BEGIN Records shown

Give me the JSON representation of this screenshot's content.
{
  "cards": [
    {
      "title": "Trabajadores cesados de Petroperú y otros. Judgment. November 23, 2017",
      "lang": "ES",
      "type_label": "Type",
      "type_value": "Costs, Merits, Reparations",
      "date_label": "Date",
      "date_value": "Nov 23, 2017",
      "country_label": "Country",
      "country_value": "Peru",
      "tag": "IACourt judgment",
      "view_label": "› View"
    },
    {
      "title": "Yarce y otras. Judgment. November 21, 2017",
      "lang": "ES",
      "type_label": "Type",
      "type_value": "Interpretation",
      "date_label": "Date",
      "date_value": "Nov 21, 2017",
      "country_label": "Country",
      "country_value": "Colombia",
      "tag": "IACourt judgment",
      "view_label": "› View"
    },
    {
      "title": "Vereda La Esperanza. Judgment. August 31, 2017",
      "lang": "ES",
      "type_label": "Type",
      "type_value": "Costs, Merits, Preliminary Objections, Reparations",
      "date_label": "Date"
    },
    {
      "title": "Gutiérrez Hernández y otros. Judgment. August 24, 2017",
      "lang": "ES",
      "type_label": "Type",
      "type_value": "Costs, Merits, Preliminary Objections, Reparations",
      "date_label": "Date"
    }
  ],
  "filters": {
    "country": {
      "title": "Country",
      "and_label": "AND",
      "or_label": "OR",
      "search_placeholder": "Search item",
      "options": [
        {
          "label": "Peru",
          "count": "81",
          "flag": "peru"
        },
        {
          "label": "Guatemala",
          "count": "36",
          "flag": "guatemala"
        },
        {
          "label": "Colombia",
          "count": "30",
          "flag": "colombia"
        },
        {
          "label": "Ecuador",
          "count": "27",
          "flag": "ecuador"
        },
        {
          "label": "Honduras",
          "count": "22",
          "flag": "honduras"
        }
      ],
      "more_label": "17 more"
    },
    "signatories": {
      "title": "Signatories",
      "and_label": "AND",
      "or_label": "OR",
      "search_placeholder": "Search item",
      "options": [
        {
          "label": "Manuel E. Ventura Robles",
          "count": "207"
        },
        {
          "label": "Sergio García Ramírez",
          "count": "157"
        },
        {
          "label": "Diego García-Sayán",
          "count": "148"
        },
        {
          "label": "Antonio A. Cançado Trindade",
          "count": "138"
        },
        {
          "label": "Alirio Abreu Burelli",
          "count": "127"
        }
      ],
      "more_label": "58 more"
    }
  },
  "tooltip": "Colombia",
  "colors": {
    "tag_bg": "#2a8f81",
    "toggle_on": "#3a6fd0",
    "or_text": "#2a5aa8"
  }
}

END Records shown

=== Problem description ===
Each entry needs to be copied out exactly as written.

=== Expected answer ===
Give me the JSON representation of this screenshot's content.
{
  "cards": [
    {
      "title": "Trabajadores cesados de Petroperú y otros. Judgment. November 23, 2017",
      "lang": "ES",
      "type_label": "Type",
      "type_value": "Costs, Merits, Reparations",
      "date_label": "Date",
      "date_value": "Nov 23, 2017",
      "country_label": "Country",
      "country_value": "Peru",
      "tag": "IACourt judgment",
      "view_label": "› View"
    },
    {
      "title": "Yarce y otras. Judgment. November 21, 2017",
      "lang": "ES",
      "type_label": "Type",
      "type_value": "Interpretation",
      "date_label": "Date",
      "date_value": "Nov 21, 2017",
      "country_label": "Country",
      "country_value": "Colombia",
      "tag": "IACourt judgment",
      "view_label": "› View"
    },
    {
      "title": "Vereda La Esperanza. Judgment. August 31, 2017",
      "lang": "ES",
      "type_label": "Type",
      "type_value": "Costs, Merits, Preliminary Objections, Reparations",
      "date_label": "Date"
    },
    {
      "title": "Gutiérrez Hernández y otros. Judgment. August 24, 2017",
      "lang": "ES",
      "type_label": "Type",
      "type_value": "Costs, Merits, Preliminary Objections, Reparations",
      "date_label": "Date"
    }
  ],
  "filters": {
    "country": {
      "title": "Country",
      "and_label": "AND",
      "or_label": "OR",
      "search_placeholder": "Search item",
      "options": [
        {
          "label": "Peru",
          "count": "81",
          "flag": "peru"
        },
        {
          "label": "Guatemala",
          "count": "36",
          "flag": "guatemala"
        },
        {
          "label": "Colombia",
          "count": "30",
          "flag": "colombia"
        },
        {
          "label": "Ecuador",
          "count": "27",
          "flag": "ecuador"
        },
        {
          "label": "Honduras",
          "count": "22",
          "flag": "honduras"
        }
      ],
      "more_label": "17 more"
    },
    "signatories": {
      "title": "Signatories",
      "and_label": "AND",
      "or_label": "OR",
      "search_placeholder": "Search item",
      "options": [
        {
          "label": "Manuel E. Ventura Robles",
          "count": "207"
        },
        {
          "label": "Sergio García Ramírez",
          "count": "157"
        },
        {
          "label": "Diego García-Sayán",
          "count": "148"
        },
        {
          "label": "Antonio A. Cançado Trindade",
          "count": "138"
        },
        {
          "label": "Alirio Abreu Burelli",
          "count": "127"
        }
      ],
      "more_label": "58 more"
    }
  },
  "tooltip": "Colombia",
  "colors": {
    "tag_bg": "#2a8f81",
    "toggle_on": "#3a6fd0",
    "or_text": "#2a5aa8"
  }
}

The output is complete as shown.